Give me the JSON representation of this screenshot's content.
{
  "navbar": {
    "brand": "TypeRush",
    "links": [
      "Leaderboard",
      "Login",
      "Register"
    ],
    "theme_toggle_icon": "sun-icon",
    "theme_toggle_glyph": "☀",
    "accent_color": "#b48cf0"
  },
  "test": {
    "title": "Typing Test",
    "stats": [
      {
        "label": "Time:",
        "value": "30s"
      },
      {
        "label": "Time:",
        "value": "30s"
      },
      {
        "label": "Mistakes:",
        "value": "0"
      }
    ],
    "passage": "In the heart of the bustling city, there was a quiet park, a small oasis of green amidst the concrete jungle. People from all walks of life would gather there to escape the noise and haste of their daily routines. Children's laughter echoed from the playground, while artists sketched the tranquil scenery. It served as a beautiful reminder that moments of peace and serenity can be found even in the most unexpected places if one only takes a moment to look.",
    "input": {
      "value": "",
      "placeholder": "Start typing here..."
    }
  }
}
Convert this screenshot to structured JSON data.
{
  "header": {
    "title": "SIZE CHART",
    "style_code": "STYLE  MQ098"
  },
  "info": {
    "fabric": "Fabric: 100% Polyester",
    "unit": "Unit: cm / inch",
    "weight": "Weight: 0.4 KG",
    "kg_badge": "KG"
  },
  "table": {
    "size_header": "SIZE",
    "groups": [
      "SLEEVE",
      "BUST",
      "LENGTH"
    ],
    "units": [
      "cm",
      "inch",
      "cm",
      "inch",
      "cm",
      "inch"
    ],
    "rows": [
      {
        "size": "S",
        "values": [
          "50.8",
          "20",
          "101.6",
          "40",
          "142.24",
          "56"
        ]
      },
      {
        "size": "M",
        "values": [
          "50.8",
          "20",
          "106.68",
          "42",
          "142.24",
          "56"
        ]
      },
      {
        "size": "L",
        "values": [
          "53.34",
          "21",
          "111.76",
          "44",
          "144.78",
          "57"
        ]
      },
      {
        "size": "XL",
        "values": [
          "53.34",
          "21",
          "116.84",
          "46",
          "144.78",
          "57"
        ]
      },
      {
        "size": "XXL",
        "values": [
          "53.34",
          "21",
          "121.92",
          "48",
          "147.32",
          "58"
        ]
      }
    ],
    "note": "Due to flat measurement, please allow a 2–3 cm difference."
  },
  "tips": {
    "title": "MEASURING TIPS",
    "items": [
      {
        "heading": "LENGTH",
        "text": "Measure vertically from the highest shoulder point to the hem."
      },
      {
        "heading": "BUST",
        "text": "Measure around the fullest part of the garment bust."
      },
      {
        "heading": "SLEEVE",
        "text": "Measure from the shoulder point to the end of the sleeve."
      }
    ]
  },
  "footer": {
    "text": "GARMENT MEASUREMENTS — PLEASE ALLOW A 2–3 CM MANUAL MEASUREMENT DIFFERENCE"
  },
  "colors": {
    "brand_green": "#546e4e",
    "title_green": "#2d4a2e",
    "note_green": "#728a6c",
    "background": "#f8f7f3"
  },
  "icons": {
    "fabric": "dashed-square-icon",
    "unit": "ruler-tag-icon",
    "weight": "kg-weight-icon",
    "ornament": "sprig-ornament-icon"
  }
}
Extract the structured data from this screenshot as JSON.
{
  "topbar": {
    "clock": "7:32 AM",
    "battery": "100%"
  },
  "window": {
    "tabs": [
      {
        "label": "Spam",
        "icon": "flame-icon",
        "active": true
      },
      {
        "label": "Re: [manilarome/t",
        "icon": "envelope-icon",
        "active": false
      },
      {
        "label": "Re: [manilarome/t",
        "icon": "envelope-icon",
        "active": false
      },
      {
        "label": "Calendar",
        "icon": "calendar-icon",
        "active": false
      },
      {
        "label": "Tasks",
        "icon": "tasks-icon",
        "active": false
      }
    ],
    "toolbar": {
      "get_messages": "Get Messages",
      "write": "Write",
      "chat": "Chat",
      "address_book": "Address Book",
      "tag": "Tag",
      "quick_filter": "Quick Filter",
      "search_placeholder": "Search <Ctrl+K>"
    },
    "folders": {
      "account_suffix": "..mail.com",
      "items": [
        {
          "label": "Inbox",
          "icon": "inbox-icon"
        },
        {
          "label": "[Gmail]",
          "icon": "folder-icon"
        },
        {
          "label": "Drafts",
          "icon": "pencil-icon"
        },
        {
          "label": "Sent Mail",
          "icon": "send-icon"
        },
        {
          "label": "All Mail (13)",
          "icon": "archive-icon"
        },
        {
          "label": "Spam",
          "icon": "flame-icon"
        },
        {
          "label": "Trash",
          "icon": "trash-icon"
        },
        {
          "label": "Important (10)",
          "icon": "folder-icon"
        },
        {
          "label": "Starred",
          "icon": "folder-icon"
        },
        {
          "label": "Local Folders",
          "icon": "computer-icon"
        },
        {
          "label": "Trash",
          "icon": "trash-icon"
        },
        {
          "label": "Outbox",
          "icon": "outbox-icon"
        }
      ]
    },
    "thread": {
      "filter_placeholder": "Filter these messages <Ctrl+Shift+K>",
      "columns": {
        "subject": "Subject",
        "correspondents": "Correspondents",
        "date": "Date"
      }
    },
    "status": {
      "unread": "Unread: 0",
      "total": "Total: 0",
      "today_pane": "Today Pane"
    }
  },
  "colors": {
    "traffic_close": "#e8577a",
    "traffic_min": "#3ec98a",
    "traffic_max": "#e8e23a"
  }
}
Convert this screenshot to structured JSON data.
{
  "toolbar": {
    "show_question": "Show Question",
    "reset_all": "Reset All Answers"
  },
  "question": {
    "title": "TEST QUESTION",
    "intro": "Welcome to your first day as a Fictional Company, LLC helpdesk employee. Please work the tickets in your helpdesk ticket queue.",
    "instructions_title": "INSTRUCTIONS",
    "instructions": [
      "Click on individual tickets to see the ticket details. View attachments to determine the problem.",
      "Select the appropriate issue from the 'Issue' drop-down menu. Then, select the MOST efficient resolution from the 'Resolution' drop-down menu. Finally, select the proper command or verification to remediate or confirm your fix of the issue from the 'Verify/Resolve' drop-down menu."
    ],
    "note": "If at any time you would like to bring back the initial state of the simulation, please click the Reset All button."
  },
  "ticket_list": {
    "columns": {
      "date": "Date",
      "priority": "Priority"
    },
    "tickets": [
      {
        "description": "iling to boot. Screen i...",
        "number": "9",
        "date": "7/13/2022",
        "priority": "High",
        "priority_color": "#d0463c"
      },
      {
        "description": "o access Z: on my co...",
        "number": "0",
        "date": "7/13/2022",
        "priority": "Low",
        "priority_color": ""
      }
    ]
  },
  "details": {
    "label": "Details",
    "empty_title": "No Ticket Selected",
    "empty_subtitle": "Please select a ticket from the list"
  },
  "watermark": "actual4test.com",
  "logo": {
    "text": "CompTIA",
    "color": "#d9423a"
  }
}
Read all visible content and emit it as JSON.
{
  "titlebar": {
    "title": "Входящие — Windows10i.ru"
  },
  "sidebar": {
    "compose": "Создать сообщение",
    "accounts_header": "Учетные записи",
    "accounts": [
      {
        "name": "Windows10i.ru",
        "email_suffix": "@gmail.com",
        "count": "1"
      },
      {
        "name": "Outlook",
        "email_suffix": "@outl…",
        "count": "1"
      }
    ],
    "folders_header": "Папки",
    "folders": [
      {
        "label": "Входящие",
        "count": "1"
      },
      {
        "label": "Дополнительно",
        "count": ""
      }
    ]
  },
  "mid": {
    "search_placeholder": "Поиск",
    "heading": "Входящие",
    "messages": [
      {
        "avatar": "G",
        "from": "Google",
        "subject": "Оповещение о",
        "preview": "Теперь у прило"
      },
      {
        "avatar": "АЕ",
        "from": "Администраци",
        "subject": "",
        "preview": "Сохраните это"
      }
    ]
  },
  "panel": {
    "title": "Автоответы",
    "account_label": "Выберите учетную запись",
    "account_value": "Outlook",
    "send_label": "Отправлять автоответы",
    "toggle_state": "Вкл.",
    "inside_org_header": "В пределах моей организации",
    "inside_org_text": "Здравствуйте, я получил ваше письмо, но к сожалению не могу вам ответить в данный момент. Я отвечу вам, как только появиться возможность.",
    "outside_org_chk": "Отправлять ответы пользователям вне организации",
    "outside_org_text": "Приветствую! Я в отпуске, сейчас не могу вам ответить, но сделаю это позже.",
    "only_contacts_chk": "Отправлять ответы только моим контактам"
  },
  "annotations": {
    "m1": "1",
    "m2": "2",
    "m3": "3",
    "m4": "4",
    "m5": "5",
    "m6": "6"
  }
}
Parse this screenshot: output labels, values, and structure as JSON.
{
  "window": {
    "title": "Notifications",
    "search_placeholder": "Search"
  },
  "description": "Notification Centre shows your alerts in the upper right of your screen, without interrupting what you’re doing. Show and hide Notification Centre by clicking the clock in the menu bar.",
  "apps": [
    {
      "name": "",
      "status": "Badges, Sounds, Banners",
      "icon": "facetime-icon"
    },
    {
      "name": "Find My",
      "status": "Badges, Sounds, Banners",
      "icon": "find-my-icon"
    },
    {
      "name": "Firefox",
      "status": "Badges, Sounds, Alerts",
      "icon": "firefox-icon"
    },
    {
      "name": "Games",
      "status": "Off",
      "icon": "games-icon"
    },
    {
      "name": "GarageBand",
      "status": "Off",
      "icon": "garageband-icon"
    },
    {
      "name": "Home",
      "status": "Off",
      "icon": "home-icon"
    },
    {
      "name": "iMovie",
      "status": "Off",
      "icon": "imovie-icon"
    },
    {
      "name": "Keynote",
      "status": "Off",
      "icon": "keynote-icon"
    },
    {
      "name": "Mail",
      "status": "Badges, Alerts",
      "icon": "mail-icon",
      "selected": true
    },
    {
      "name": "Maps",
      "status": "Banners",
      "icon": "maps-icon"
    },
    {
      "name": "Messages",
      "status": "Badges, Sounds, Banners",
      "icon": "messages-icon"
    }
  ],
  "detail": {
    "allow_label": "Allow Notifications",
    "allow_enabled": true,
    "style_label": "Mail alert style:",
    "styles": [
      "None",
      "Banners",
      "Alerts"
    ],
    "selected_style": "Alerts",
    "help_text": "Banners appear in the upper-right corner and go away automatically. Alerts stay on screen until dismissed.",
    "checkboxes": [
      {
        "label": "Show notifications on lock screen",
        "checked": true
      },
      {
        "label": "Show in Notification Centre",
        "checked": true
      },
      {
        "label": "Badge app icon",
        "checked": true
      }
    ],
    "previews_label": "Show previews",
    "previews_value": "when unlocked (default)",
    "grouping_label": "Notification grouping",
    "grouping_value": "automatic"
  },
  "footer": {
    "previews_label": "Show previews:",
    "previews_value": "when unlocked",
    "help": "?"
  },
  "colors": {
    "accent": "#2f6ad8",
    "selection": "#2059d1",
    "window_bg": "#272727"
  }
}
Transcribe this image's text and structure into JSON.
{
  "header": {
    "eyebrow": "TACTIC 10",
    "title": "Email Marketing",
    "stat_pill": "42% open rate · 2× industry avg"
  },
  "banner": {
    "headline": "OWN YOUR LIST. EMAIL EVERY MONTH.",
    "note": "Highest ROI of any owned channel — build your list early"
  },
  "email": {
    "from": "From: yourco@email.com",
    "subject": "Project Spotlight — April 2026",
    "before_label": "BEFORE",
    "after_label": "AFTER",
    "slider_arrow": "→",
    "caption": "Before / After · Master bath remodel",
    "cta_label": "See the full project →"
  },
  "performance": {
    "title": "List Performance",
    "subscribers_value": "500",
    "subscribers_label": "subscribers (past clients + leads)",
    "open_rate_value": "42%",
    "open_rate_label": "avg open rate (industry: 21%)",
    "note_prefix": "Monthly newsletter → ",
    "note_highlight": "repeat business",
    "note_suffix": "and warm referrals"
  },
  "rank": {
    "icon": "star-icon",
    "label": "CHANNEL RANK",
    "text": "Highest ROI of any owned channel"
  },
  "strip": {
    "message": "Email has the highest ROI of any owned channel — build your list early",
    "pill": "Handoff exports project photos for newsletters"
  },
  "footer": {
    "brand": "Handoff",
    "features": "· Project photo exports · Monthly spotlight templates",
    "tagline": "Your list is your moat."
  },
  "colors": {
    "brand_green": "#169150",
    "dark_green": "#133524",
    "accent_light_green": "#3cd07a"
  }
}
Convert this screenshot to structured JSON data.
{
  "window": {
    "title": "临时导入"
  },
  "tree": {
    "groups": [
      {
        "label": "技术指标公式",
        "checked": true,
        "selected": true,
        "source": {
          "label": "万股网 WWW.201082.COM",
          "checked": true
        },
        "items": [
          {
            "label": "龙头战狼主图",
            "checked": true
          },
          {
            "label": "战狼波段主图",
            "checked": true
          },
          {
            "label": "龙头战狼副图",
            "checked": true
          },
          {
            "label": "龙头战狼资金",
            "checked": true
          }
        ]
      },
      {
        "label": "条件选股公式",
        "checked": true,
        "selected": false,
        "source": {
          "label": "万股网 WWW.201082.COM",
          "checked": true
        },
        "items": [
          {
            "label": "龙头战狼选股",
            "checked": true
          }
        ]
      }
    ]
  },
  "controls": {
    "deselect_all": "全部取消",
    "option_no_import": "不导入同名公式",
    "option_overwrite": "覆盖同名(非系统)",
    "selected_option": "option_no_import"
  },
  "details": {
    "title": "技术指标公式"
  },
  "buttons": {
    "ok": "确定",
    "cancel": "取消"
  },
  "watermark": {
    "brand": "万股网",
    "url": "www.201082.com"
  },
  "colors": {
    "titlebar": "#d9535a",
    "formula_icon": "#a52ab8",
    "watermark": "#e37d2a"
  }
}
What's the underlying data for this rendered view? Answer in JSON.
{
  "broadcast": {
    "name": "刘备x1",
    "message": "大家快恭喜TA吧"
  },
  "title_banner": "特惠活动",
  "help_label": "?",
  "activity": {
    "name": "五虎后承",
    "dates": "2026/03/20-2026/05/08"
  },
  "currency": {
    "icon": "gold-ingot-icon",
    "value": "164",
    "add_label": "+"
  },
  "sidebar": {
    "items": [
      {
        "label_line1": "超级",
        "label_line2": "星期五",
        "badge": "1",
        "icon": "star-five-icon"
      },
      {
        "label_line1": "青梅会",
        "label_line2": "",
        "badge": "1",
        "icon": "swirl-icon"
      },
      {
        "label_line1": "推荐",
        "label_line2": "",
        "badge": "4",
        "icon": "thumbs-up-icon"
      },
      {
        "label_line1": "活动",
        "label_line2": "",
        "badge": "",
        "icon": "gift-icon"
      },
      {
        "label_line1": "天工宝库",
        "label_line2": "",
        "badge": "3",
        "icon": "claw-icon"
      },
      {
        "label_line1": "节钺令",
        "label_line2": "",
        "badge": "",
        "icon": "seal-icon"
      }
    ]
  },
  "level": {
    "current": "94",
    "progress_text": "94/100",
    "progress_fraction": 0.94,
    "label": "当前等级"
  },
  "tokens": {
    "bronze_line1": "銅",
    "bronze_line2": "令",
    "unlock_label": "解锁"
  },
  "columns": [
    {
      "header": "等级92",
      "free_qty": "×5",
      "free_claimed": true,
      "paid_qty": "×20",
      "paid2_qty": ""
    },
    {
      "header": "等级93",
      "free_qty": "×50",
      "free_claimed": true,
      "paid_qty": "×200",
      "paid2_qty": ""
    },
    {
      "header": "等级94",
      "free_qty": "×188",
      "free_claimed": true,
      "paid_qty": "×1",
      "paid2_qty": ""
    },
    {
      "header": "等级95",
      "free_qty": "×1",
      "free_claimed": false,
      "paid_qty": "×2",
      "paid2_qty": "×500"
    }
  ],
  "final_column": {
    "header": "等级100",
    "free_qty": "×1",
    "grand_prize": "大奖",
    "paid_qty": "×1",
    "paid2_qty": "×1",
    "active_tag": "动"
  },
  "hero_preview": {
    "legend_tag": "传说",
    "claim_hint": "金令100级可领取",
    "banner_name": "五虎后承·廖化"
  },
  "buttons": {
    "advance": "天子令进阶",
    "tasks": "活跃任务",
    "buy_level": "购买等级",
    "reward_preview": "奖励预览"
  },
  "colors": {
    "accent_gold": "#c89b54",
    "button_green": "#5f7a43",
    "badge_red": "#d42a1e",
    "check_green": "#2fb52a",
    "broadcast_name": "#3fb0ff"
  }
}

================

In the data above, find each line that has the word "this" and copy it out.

### Exercise answer
Give me the JSON representation of this screenshot's content.
Convert this screenshot to structured JSON data.
Extract the structured data from this screenshot as JSON.
Convert this screenshot to structured JSON data.
Parse this screenshot: output labels, values, and structure as JSON.
Transcribe this image's text and structure into JSON.
Convert this screenshot to structured JSON data.
What's the underlying data for this rendered view? Answer in JSON.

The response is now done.